Is dentistry changed forever by the recession?
September 17, 2012
By Kelly Soderlund, ADA News staff
San Francisco—A panel of expert health economists at Annual Session will shed light on whether the effects of the recent economic downturn are temporary or whether there are other long-term forces at play.
Has the Economic Downturn Changed Dentistry Forever? (course 5307) will be presented from 10:30 a.m.-1 p.m. Thursday, Oct. 18. There is no fee for the course, and participants are eligible to receive 2.5 continuing education units.
Marko Vujicic, Ph.D., managing vice president of the ADA Health Policy Resources Center, will join panelists Dr. L. Jackson Brown and Dr. Howard L. Bailit, both Ph.Ds. Drs. Brown and Bailit have published widely on health policy and been active in academic dentistry, organized dentistry and dental research. Each has served on many national committees and editorial boards.
Dr. Jeffrey M. Cole, who serves on the Council on Dental Practice’s Subcommittee on Practice Models and Economics, will moderate. The subcommittee studies changing trends and models affecting the delivery of dental care.
“The caliber of speakers we have on the panel for this course is incredible,” Dr. Cole said. “Drs. Vujicic, Brown and Bailit will be able to shed light on trends on the demand for dental procedures, the declining trend in patient dental visits and how these affect the profession and what the future holds, among many other areas. For those who plan to attend: prepare to be enlightened.”
Dr. Vujicic and HPRC staff members authored an article that appeared in the May edition of The Journal of the American Dental Association titled “An Analysis of Dentists’ Incomes, 1996-2009,” which explored many of the themes that will be covered at the Annual Session course. The article stated the recession has caused an expected decrease in dentists’ income but ADA survey data shows that drop has been occurring since 2005, years before the economic downturn began.
The authors found that the primary reason for the decrease in net income was because of a drop in dental visits. In a nutshell: people have been going to the dentist less frequently, a troubling trend that appears to have started prior to the economic downturn.

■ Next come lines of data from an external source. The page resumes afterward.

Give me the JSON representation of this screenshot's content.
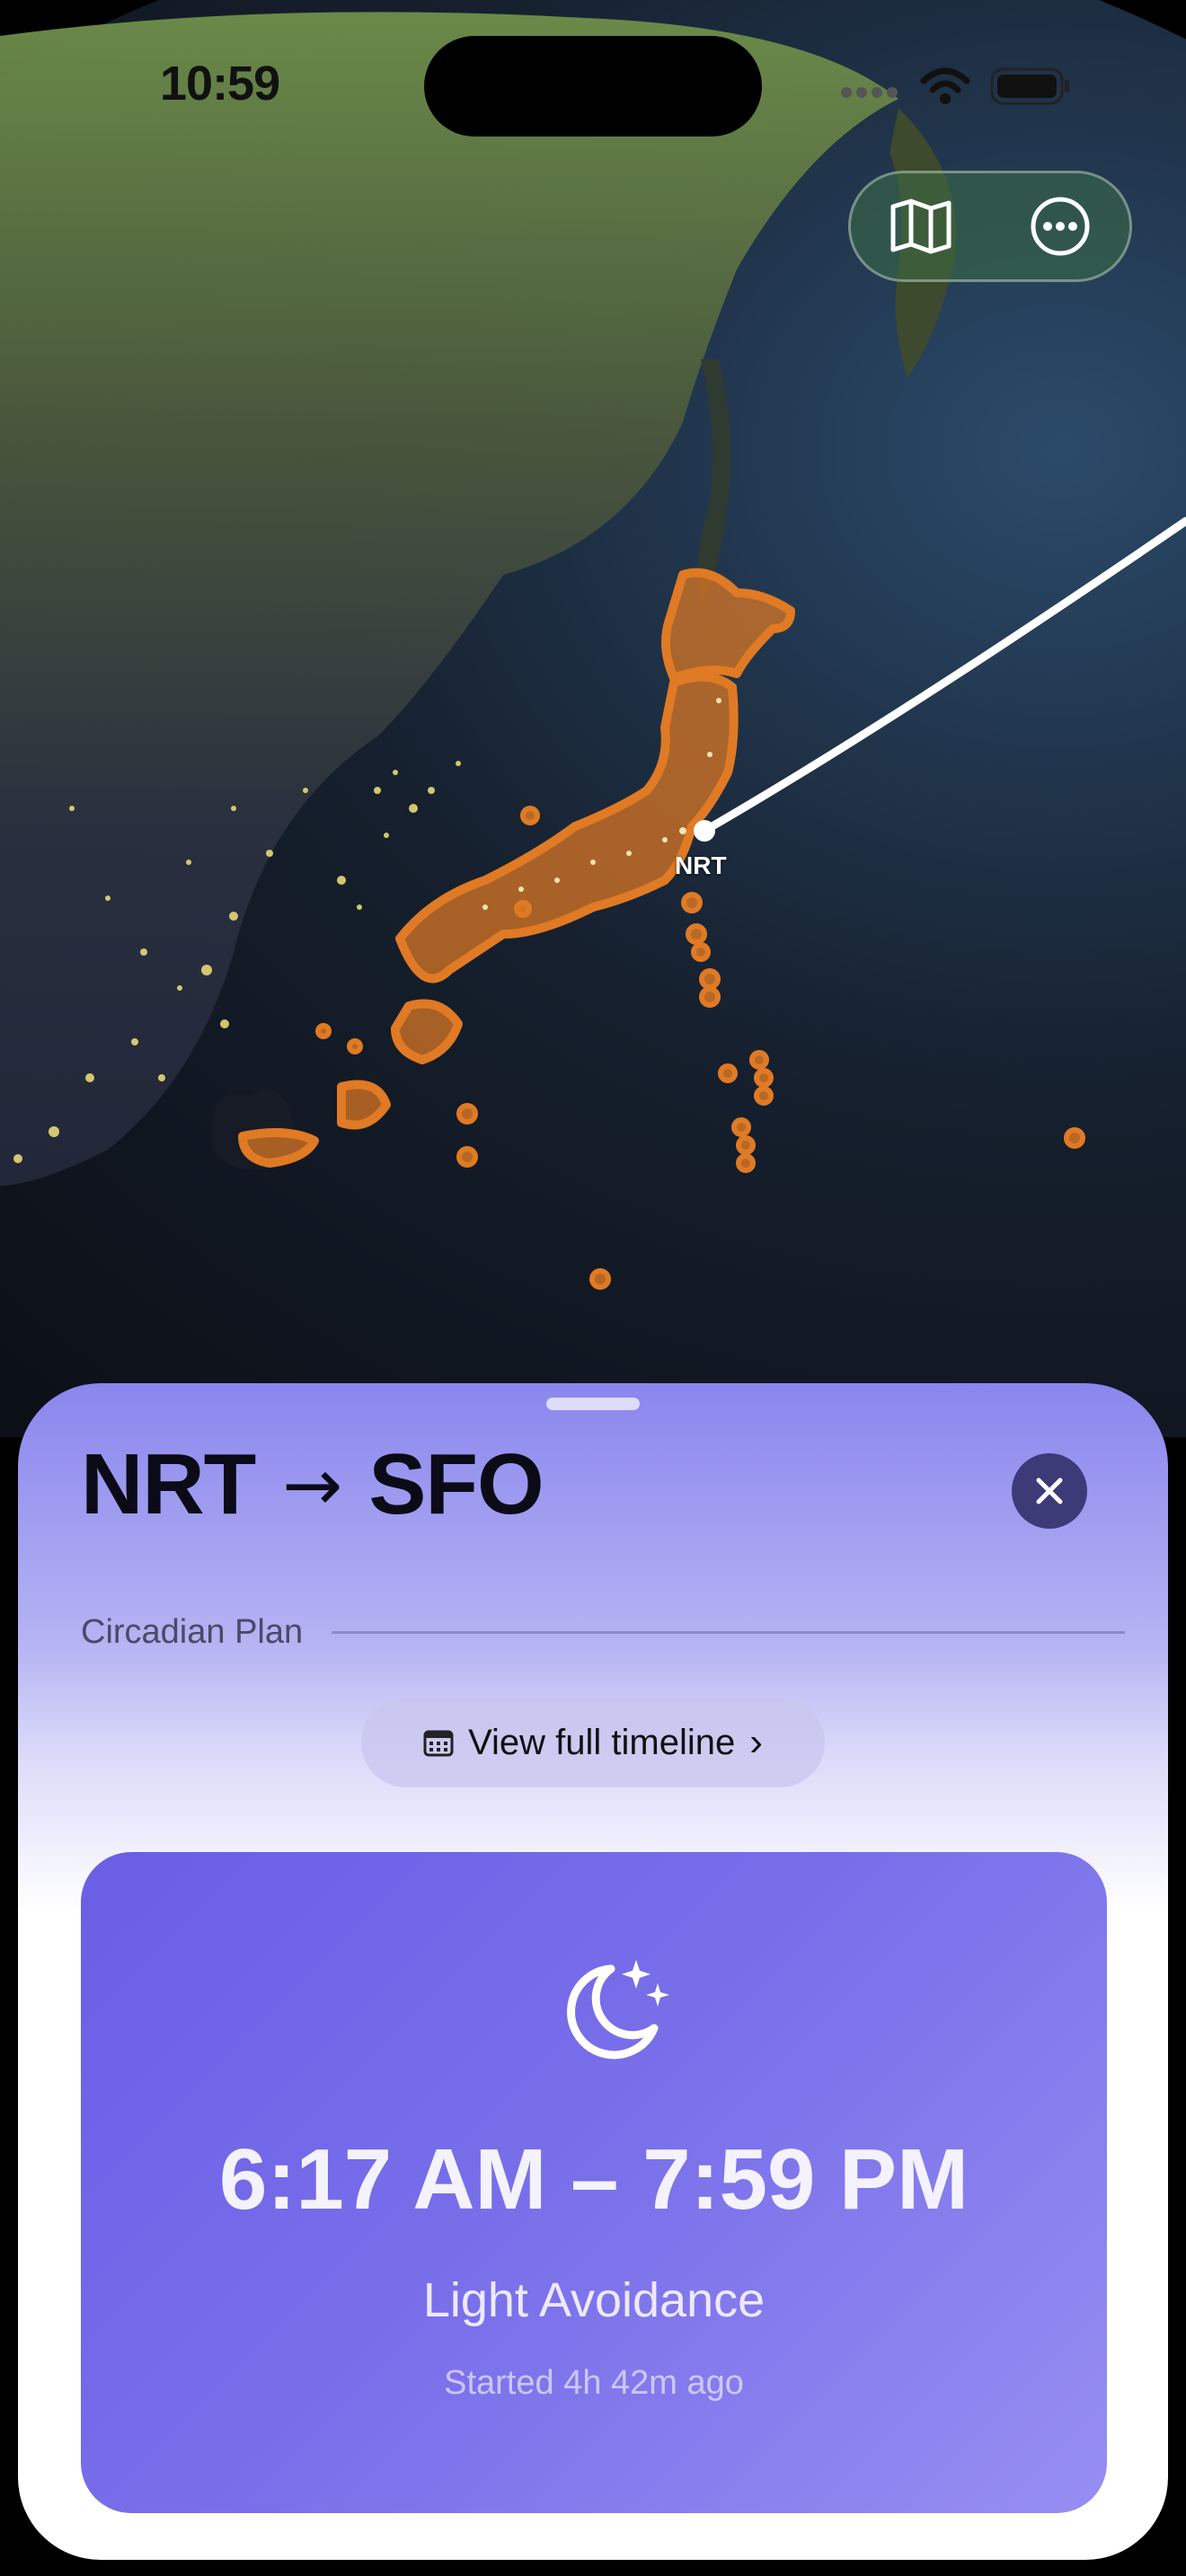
{
  "status_bar": {
    "time": "10:59"
  },
  "map": {
    "origin_marker_label": "NRT",
    "controls": {
      "map_icon": "map-icon",
      "more_icon": "ellipsis-circle-icon"
    }
  },
  "sheet": {
    "route": {
      "origin": "NRT",
      "arrow": "→",
      "destination": "SFO"
    },
    "section_label": "Circadian Plan",
    "timeline_button": {
      "label": "View full timeline",
      "chevron": "›"
    },
    "current_phase": {
      "icon": "moon-stars-icon",
      "time_range": "6:17 AM – 7:59 PM",
      "mode": "Light Avoidance",
      "started": "Started 4h 42m ago"
    }
  },
  "colors": {
    "card_accent": "#6a5ee6",
    "japan_highlight": "#e07a24",
    "close_button": "#3d3a78"
  }
}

“Analysis suggests strongly that several important trends were established prior to the downturn that will have startling long-term implications for the profession,” Dr. Vujicic said.
There will be a Q&A following the presentation.